To vote by mail or to not vote by mail. That is the question. And according to a new survey from Harris Poll, Americans are unsure of the answer.
The survey conducted over this past weekend finds that 50% of Americans said the benefits of casting ballots by mail outweigh the risk, while 50% disagree.
“This is likely linked to Americans’ personal experiences: 54% say they have experienced a delay in receiving mail or packages in recent weeks,” Harris says.
The U.S. Postal Service has removed some mail sorters and mailboxes and warned about possible problems with so many people voting by mail, just as a growing number of voters, fearful of catching COVID-19, are planning to avoid polling places on Election Day, November 3. By mailing in their ballots, they don’t have to worry about social distancing and mask wearing among their fellow voters and election officials overseeing those sites.
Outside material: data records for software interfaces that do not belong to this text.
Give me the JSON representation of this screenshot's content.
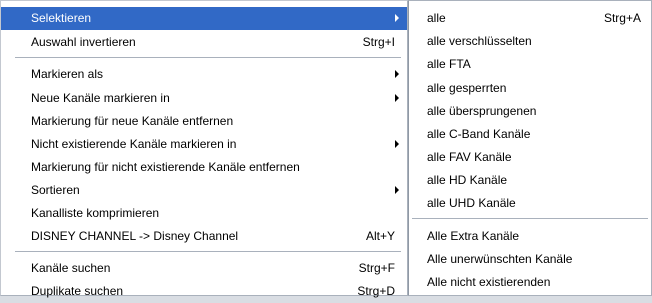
{
  "main_menu": {
    "items": [
      {
        "label": "Selektieren",
        "shortcut": "",
        "submenu": true,
        "highlighted": true
      },
      {
        "label": "Auswahl invertieren",
        "shortcut": "Strg+I",
        "submenu": false
      },
      {
        "label": "Markieren als",
        "shortcut": "",
        "submenu": true
      },
      {
        "label": "Neue Kanäle markieren in",
        "shortcut": "",
        "submenu": true
      },
      {
        "label": "Markierung für neue Kanäle entfernen",
        "shortcut": "",
        "submenu": false
      },
      {
        "label": "Nicht existierende Kanäle markieren in",
        "shortcut": "",
        "submenu": true
      },
      {
        "label": "Markierung für nicht existierende Kanäle entfernen",
        "shortcut": "",
        "submenu": false
      },
      {
        "label": "Sortieren",
        "shortcut": "",
        "submenu": true
      },
      {
        "label": "Kanalliste komprimieren",
        "shortcut": "",
        "submenu": false
      },
      {
        "label": "DISNEY CHANNEL -> Disney Channel",
        "shortcut": "Alt+Y",
        "submenu": false
      },
      {
        "label": "Kanäle suchen",
        "shortcut": "Strg+F",
        "submenu": false
      },
      {
        "label": "Duplikate suchen",
        "shortcut": "Strg+D",
        "submenu": false
      }
    ]
  },
  "sub_menu": {
    "items": [
      {
        "label": "alle",
        "shortcut": "Strg+A"
      },
      {
        "label": "alle verschlüsselten",
        "shortcut": ""
      },
      {
        "label": "alle FTA",
        "shortcut": ""
      },
      {
        "label": "alle gesperrten",
        "shortcut": ""
      },
      {
        "label": "alle übersprungenen",
        "shortcut": ""
      },
      {
        "label": "alle C-Band Kanäle",
        "shortcut": ""
      },
      {
        "label": "alle FAV Kanäle",
        "shortcut": ""
      },
      {
        "label": "alle HD Kanäle",
        "shortcut": ""
      },
      {
        "label": "alle UHD Kanäle",
        "shortcut": ""
      },
      {
        "label": "Alle Extra Kanäle",
        "shortcut": ""
      },
      {
        "label": "Alle unerwünschten Kanäle",
        "shortcut": ""
      },
      {
        "label": "Alle nicht existierenden",
        "shortcut": ""
      }
    ]
  },
  "colors": {
    "highlight": "#3169c6",
    "menu_background": "#ffffff",
    "separator": "#a9b1bc"
  },
  "icons": {
    "submenu_arrow": "chevron-right-icon"
  }
}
The poll of 1,967 adults also finds that close to three-quarters of respondents are concerned that changes at the USPS will translate into some votes not being counted. Meanwhile, close to 7 out of 10 Americans support vote-by-mail for the 2020 presidential election.
Forty-nine percent of Republicans give a thumbs-up to the USPS handling the election, versus 54% of Independents, and 74% of Democrats.
Most experts say voting by mail is safe and secure.